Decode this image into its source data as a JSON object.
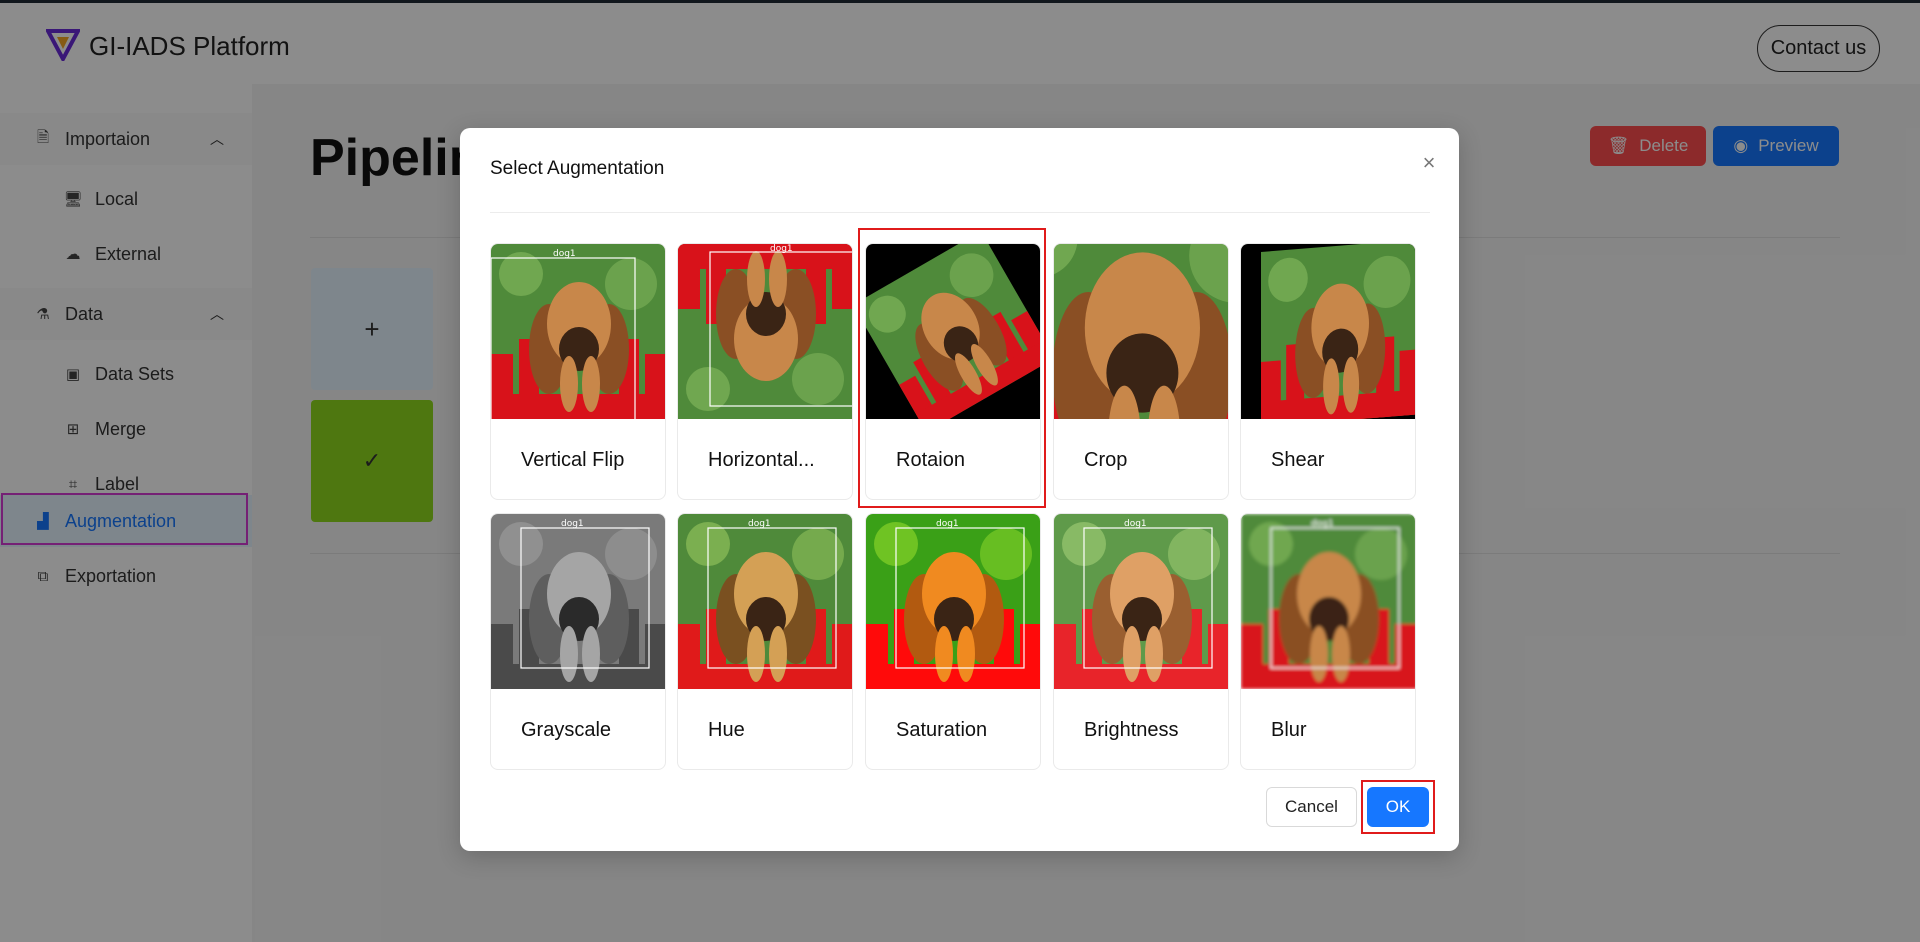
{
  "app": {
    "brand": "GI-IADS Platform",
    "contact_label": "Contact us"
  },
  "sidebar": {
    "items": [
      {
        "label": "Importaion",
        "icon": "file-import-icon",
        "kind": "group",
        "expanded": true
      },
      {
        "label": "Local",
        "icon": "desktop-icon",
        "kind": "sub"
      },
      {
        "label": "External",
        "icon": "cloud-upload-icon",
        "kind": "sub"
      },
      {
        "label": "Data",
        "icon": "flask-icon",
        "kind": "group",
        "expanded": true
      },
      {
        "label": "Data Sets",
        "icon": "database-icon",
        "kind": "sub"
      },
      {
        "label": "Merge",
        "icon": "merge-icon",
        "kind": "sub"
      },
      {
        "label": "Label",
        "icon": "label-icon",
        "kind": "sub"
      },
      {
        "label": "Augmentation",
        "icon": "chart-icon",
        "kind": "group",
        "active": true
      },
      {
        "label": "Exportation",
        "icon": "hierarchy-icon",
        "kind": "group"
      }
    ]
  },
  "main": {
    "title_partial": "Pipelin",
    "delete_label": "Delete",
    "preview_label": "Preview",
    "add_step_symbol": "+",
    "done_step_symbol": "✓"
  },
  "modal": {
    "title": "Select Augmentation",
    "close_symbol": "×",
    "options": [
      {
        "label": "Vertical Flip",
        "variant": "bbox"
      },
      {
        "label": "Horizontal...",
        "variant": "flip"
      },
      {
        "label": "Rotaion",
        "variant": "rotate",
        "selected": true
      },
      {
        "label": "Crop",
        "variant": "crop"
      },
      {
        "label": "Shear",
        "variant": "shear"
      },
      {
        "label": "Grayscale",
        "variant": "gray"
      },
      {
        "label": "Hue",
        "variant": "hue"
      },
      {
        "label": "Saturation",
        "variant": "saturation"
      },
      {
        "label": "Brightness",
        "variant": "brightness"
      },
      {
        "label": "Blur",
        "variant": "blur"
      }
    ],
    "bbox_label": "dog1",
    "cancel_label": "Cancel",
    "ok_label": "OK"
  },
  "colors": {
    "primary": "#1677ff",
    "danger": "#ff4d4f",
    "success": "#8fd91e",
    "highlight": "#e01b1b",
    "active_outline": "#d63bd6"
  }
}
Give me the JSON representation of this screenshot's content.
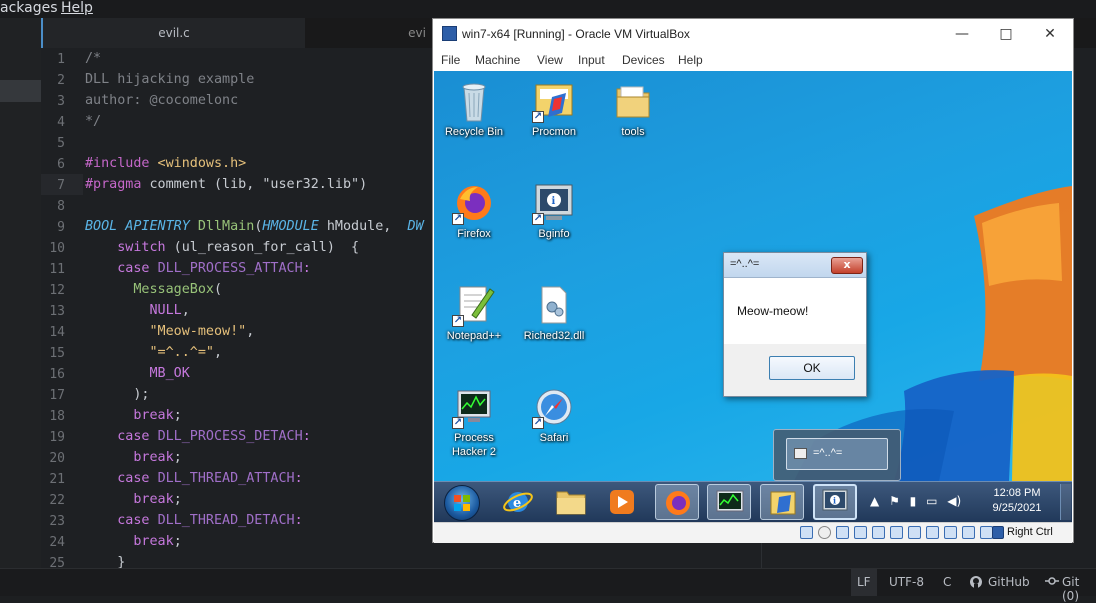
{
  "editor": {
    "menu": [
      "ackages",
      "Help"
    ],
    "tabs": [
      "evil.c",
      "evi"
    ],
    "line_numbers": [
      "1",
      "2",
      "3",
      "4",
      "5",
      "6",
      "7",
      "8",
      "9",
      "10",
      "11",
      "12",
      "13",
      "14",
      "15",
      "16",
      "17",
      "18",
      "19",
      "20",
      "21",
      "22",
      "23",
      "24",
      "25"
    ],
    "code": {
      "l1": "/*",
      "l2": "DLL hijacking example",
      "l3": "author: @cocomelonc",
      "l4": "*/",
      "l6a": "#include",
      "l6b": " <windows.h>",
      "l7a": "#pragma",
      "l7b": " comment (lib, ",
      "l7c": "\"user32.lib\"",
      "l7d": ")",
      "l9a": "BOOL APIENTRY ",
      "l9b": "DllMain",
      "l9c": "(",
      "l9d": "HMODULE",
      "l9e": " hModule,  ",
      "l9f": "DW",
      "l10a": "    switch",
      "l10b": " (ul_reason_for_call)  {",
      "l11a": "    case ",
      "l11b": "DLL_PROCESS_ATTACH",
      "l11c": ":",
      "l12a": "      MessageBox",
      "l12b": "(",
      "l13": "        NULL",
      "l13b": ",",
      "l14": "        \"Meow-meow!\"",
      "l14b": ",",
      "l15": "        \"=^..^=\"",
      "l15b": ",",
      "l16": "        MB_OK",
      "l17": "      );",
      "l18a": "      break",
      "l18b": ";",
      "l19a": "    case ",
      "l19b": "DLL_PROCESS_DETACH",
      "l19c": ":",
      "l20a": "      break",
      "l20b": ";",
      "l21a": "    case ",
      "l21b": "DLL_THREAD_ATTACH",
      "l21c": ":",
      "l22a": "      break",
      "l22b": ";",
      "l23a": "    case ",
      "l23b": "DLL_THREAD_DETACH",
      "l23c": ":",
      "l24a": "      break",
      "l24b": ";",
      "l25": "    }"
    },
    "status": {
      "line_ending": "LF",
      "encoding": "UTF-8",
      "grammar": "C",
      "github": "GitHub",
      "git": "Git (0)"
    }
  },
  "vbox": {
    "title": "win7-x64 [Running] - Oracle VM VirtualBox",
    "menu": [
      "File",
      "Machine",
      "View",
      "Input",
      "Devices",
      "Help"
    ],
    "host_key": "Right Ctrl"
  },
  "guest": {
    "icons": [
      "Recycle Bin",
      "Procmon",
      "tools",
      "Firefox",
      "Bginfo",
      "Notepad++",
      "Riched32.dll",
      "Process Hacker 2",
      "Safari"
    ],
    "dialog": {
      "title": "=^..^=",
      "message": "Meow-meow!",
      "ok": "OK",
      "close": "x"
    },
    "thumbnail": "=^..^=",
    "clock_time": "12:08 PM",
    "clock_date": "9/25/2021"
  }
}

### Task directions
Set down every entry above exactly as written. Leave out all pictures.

### Response to the exercise
Decode this image into its source data as a JSON object.
{
  "app": {
    "brand": "GI-IADS Platform",
    "contact_label": "Contact us"
  },
  "sidebar": {
    "items": [
      {
        "label": "Importaion",
        "icon": "file-import-icon",
        "kind": "group",
        "expanded": true
      },
      {
        "label": "Local",
        "icon": "desktop-icon",
        "kind": "sub"
      },
      {
        "label": "External",
        "icon": "cloud-upload-icon",
        "kind": "sub"
      },
      {
        "label": "Data",
        "icon": "flask-icon",
        "kind": "group",
        "expanded": true
      },
      {
        "label": "Data Sets",
        "icon": "database-icon",
        "kind": "sub"
      },
      {
        "label": "Merge",
        "icon": "merge-icon",
        "kind": "sub"
      },
      {
        "label": "Label",
        "icon": "label-icon",
        "kind": "sub"
      },
      {
        "label": "Augmentation",
        "icon": "chart-icon",
        "kind": "group",
        "active": true
      },
      {
        "label": "Exportation",
        "icon": "hierarchy-icon",
        "kind": "group"
      }
    ]
  },
  "main": {
    "title_partial": "Pipelin",
    "delete_label": "Delete",
    "preview_label": "Preview",
    "add_step_symbol": "+",
    "done_step_symbol": "✓"
  },
  "modal": {
    "title": "Select Augmentation",
    "close_symbol": "×",
    "options": [
      {
        "label": "Vertical Flip",
        "variant": "bbox"
      },
      {
        "label": "Horizontal...",
        "variant": "flip"
      },
      {
        "label": "Rotaion",
        "variant": "rotate",
        "selected": true
      },
      {
        "label": "Crop",
        "variant": "crop"
      },
      {
        "label": "Shear",
        "variant": "shear"
      },
      {
        "label": "Grayscale",
        "variant": "gray"
      },
      {
        "label": "Hue",
        "variant": "hue"
      },
      {
        "label": "Saturation",
        "variant": "saturation"
      },
      {
        "label": "Brightness",
        "variant": "brightness"
      },
      {
        "label": "Blur",
        "variant": "blur"
      }
    ],
    "bbox_label": "dog1",
    "cancel_label": "Cancel",
    "ok_label": "OK"
  },
  "colors": {
    "primary": "#1677ff",
    "danger": "#ff4d4f",
    "success": "#8fd91e",
    "highlight": "#e01b1b",
    "active_outline": "#d63bd6"
  }
}
Give me the JSON representation of this screenshot's content.
{
  "editor": {
    "menu": [
      "ackages",
      "Help"
    ],
    "tabs": [
      "evil.c",
      "evi"
    ],
    "line_numbers": [
      "1",
      "2",
      "3",
      "4",
      "5",
      "6",
      "7",
      "8",
      "9",
      "10",
      "11",
      "12",
      "13",
      "14",
      "15",
      "16",
      "17",
      "18",
      "19",
      "20",
      "21",
      "22",
      "23",
      "24",
      "25"
    ],
    "code": {
      "l1": "/*",
      "l2": "DLL hijacking example",
      "l3": "author: @cocomelonc",
      "l4": "*/",
      "l6a": "#include",
      "l6b": " <windows.h>",
      "l7a": "#pragma",
      "l7b": " comment (lib, ",
      "l7c": "\"user32.lib\"",
      "l7d": ")",
      "l9a": "BOOL APIENTRY ",
      "l9b": "DllMain",
      "l9c": "(",
      "l9d": "HMODULE",
      "l9e": " hModule,  ",
      "l9f": "DW",
      "l10a": "    switch",
      "l10b": " (ul_reason_for_call)  {",
      "l11a": "    case ",
      "l11b": "DLL_PROCESS_ATTACH",
      "l11c": ":",
      "l12a": "      MessageBox",
      "l12b": "(",
      "l13": "        NULL",
      "l13b": ",",
      "l14": "        \"Meow-meow!\"",
      "l14b": ",",
      "l15": "        \"=^..^=\"",
      "l15b": ",",
      "l16": "        MB_OK",
      "l17": "      );",
      "l18a": "      break",
      "l18b": ";",
      "l19a": "    case ",
      "l19b": "DLL_PROCESS_DETACH",
      "l19c": ":",
      "l20a": "      break",
      "l20b": ";",
      "l21a": "    case ",
      "l21b": "DLL_THREAD_ATTACH",
      "l21c": ":",
      "l22a": "      break",
      "l22b": ";",
      "l23a": "    case ",
      "l23b": "DLL_THREAD_DETACH",
      "l23c": ":",
      "l24a": "      break",
      "l24b": ";",
      "l25": "    }"
    },
    "status": {
      "line_ending": "LF",
      "encoding": "UTF-8",
      "grammar": "C",
      "github": "GitHub",
      "git": "Git (0)"
    }
  },
  "vbox": {
    "title": "win7-x64 [Running] - Oracle VM VirtualBox",
    "menu": [
      "File",
      "Machine",
      "View",
      "Input",
      "Devices",
      "Help"
    ],
    "host_key": "Right Ctrl"
  },
  "guest": {
    "icons": [
      "Recycle Bin",
      "Procmon",
      "tools",
      "Firefox",
      "Bginfo",
      "Notepad++",
      "Riched32.dll",
      "Process Hacker 2",
      "Safari"
    ],
    "dialog": {
      "title": "=^..^=",
      "message": "Meow-meow!",
      "ok": "OK",
      "close": "x"
    },
    "thumbnail": "=^..^=",
    "clock_time": "12:08 PM",
    "clock_date": "9/25/2021"
  }
}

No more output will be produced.